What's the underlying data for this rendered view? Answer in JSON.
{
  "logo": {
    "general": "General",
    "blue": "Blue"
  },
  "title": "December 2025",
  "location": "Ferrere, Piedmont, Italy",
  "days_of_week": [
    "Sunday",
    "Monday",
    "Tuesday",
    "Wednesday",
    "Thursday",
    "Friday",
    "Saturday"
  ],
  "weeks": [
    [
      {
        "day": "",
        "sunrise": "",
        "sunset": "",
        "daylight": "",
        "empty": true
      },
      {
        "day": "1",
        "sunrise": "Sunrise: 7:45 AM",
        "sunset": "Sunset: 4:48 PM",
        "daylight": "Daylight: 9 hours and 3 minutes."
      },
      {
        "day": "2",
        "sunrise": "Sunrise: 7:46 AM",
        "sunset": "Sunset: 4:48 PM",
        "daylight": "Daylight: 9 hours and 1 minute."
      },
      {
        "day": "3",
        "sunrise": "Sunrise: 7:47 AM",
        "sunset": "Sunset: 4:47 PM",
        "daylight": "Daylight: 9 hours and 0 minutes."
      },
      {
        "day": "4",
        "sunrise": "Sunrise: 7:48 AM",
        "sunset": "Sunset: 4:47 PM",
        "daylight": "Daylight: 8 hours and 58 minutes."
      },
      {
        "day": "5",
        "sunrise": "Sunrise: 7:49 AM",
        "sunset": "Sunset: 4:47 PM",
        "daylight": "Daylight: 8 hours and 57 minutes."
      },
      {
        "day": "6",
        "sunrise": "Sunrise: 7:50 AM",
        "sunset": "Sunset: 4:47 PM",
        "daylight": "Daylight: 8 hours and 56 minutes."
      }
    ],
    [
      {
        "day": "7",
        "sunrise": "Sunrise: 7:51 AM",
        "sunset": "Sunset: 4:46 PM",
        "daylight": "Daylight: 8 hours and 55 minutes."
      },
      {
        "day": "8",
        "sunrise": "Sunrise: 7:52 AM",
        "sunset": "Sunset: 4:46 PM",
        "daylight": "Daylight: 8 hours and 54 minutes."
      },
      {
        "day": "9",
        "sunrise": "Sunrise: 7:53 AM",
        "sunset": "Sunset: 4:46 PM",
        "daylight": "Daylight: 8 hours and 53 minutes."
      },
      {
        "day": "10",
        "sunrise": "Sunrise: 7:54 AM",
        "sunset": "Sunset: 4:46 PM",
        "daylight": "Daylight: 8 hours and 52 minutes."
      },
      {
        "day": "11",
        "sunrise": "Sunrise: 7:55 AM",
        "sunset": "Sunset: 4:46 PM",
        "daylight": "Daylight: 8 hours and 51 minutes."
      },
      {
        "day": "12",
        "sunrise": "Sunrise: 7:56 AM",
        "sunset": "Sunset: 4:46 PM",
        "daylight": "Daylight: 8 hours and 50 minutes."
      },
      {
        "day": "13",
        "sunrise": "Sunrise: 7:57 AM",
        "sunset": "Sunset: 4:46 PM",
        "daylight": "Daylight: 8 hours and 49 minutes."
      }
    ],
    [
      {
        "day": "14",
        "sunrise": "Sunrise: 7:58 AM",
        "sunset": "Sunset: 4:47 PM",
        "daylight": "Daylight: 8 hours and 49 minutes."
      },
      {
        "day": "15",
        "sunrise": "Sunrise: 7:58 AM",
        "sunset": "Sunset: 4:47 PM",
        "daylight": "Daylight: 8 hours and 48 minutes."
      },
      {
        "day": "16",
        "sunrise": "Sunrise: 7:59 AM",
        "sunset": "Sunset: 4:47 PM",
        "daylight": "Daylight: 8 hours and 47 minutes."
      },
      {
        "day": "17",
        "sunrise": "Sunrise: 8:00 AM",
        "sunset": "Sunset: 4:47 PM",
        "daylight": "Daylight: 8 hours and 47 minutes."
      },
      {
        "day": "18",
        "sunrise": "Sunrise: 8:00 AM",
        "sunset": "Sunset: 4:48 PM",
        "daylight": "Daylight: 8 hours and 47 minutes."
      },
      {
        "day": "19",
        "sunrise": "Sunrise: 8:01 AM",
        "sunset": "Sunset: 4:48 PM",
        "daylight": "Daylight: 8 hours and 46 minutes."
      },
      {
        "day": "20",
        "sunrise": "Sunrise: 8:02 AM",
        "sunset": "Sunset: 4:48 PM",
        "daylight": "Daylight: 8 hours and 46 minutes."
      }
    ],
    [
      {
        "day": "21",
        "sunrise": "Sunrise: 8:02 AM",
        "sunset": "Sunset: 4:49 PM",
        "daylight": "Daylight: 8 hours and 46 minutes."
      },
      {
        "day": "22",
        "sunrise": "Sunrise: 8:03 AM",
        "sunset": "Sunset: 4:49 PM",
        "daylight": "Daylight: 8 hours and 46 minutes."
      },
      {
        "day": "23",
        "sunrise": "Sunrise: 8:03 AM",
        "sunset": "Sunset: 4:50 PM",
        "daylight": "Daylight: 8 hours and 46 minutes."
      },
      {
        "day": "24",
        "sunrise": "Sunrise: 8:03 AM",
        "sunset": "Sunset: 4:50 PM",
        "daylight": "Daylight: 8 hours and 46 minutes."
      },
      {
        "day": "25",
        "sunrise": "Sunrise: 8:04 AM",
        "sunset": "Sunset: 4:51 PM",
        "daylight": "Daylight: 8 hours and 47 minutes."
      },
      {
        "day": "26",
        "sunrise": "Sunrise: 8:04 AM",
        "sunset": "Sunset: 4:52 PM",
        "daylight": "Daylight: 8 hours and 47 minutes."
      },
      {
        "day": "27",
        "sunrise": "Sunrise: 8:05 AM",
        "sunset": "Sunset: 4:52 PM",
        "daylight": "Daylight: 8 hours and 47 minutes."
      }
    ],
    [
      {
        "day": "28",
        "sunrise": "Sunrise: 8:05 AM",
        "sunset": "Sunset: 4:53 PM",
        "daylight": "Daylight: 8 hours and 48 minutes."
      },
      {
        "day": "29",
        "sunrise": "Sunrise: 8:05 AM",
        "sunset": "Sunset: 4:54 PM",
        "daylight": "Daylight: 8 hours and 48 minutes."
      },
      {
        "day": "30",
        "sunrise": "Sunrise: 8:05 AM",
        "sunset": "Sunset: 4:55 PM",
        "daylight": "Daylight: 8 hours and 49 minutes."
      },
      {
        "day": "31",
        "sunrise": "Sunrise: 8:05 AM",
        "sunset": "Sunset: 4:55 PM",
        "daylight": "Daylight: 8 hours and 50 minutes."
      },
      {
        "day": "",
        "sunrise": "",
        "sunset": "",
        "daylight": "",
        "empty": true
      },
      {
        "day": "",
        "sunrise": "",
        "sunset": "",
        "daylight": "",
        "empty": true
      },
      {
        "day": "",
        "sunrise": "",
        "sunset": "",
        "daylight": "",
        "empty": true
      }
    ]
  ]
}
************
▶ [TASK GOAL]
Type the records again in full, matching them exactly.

▶ [RESPONSE TO THIS EXERCISE]
What's the underlying data for this rendered view? Answer in JSON.
{
  "logo": {
    "general": "General",
    "blue": "Blue"
  },
  "title": "December 2025",
  "location": "Ferrere, Piedmont, Italy",
  "days_of_week": [
    "Sunday",
    "Monday",
    "Tuesday",
    "Wednesday",
    "Thursday",
    "Friday",
    "Saturday"
  ],
  "weeks": [
    [
      {
        "day": "",
        "sunrise": "",
        "sunset": "",
        "daylight": "",
        "empty": true
      },
      {
        "day": "1",
        "sunrise": "Sunrise: 7:45 AM",
        "sunset": "Sunset: 4:48 PM",
        "daylight": "Daylight: 9 hours and 3 minutes."
      },
      {
        "day": "2",
        "sunrise": "Sunrise: 7:46 AM",
        "sunset": "Sunset: 4:48 PM",
        "daylight": "Daylight: 9 hours and 1 minute."
      },
      {
        "day": "3",
        "sunrise": "Sunrise: 7:47 AM",
        "sunset": "Sunset: 4:47 PM",
        "daylight": "Daylight: 9 hours and 0 minutes."
      },
      {
        "day": "4",
        "sunrise": "Sunrise: 7:48 AM",
        "sunset": "Sunset: 4:47 PM",
        "daylight": "Daylight: 8 hours and 58 minutes."
      },
      {
        "day": "5",
        "sunrise": "Sunrise: 7:49 AM",
        "sunset": "Sunset: 4:47 PM",
        "daylight": "Daylight: 8 hours and 57 minutes."
      },
      {
        "day": "6",
        "sunrise": "Sunrise: 7:50 AM",
        "sunset": "Sunset: 4:47 PM",
        "daylight": "Daylight: 8 hours and 56 minutes."
      }
    ],
    [
      {
        "day": "7",
        "sunrise": "Sunrise: 7:51 AM",
        "sunset": "Sunset: 4:46 PM",
        "daylight": "Daylight: 8 hours and 55 minutes."
      },
      {
        "day": "8",
        "sunrise": "Sunrise: 7:52 AM",
        "sunset": "Sunset: 4:46 PM",
        "daylight": "Daylight: 8 hours and 54 minutes."
      },
      {
        "day": "9",
        "sunrise": "Sunrise: 7:53 AM",
        "sunset": "Sunset: 4:46 PM",
        "daylight": "Daylight: 8 hours and 53 minutes."
      },
      {
        "day": "10",
        "sunrise": "Sunrise: 7:54 AM",
        "sunset": "Sunset: 4:46 PM",
        "daylight": "Daylight: 8 hours and 52 minutes."
      },
      {
        "day": "11",
        "sunrise": "Sunrise: 7:55 AM",
        "sunset": "Sunset: 4:46 PM",
        "daylight": "Daylight: 8 hours and 51 minutes."
      },
      {
        "day": "12",
        "sunrise": "Sunrise: 7:56 AM",
        "sunset": "Sunset: 4:46 PM",
        "daylight": "Daylight: 8 hours and 50 minutes."
      },
      {
        "day": "13",
        "sunrise": "Sunrise: 7:57 AM",
        "sunset": "Sunset: 4:46 PM",
        "daylight": "Daylight: 8 hours and 49 minutes."
      }
    ],
    [
      {
        "day": "14",
        "sunrise": "Sunrise: 7:58 AM",
        "sunset": "Sunset: 4:47 PM",
        "daylight": "Daylight: 8 hours and 49 minutes."
      },
      {
        "day": "15",
        "sunrise": "Sunrise: 7:58 AM",
        "sunset": "Sunset: 4:47 PM",
        "daylight": "Daylight: 8 hours and 48 minutes."
      },
      {
        "day": "16",
        "sunrise": "Sunrise: 7:59 AM",
        "sunset": "Sunset: 4:47 PM",
        "daylight": "Daylight: 8 hours and 47 minutes."
      },
      {
        "day": "17",
        "sunrise": "Sunrise: 8:00 AM",
        "sunset": "Sunset: 4:47 PM",
        "daylight": "Daylight: 8 hours and 47 minutes."
      },
      {
        "day": "18",
        "sunrise": "Sunrise: 8:00 AM",
        "sunset": "Sunset: 4:48 PM",
        "daylight": "Daylight: 8 hours and 47 minutes."
      },
      {
        "day": "19",
        "sunrise": "Sunrise: 8:01 AM",
        "sunset": "Sunset: 4:48 PM",
        "daylight": "Daylight: 8 hours and 46 minutes."
      },
      {
        "day": "20",
        "sunrise": "Sunrise: 8:02 AM",
        "sunset": "Sunset: 4:48 PM",
        "daylight": "Daylight: 8 hours and 46 minutes."
      }
    ],
    [
      {
        "day": "21",
        "sunrise": "Sunrise: 8:02 AM",
        "sunset": "Sunset: 4:49 PM",
        "daylight": "Daylight: 8 hours and 46 minutes."
      },
      {
        "day": "22",
        "sunrise": "Sunrise: 8:03 AM",
        "sunset": "Sunset: 4:49 PM",
        "daylight": "Daylight: 8 hours and 46 minutes."
      },
      {
        "day": "23",
        "sunrise": "Sunrise: 8:03 AM",
        "sunset": "Sunset: 4:50 PM",
        "daylight": "Daylight: 8 hours and 46 minutes."
      },
      {
        "day": "24",
        "sunrise": "Sunrise: 8:03 AM",
        "sunset": "Sunset: 4:50 PM",
        "daylight": "Daylight: 8 hours and 46 minutes."
      },
      {
        "day": "25",
        "sunrise": "Sunrise: 8:04 AM",
        "sunset": "Sunset: 4:51 PM",
        "daylight": "Daylight: 8 hours and 47 minutes."
      },
      {
        "day": "26",
        "sunrise": "Sunrise: 8:04 AM",
        "sunset": "Sunset: 4:52 PM",
        "daylight": "Daylight: 8 hours and 47 minutes."
      },
      {
        "day": "27",
        "sunrise": "Sunrise: 8:05 AM",
        "sunset": "Sunset: 4:52 PM",
        "daylight": "Daylight: 8 hours and 47 minutes."
      }
    ],
    [
      {
        "day": "28",
        "sunrise": "Sunrise: 8:05 AM",
        "sunset": "Sunset: 4:53 PM",
        "daylight": "Daylight: 8 hours and 48 minutes."
      },
      {
        "day": "29",
        "sunrise": "Sunrise: 8:05 AM",
        "sunset": "Sunset: 4:54 PM",
        "daylight": "Daylight: 8 hours and 48 minutes."
      },
      {
        "day": "30",
        "sunrise": "Sunrise: 8:05 AM",
        "sunset": "Sunset: 4:55 PM",
        "daylight": "Daylight: 8 hours and 49 minutes."
      },
      {
        "day": "31",
        "sunrise": "Sunrise: 8:05 AM",
        "sunset": "Sunset: 4:55 PM",
        "daylight": "Daylight: 8 hours and 50 minutes."
      },
      {
        "day": "",
        "sunrise": "",
        "sunset": "",
        "daylight": "",
        "empty": true
      },
      {
        "day": "",
        "sunrise": "",
        "sunset": "",
        "daylight": "",
        "empty": true
      },
      {
        "day": "",
        "sunrise": "",
        "sunset": "",
        "daylight": "",
        "empty": true
      }
    ]
  ]
}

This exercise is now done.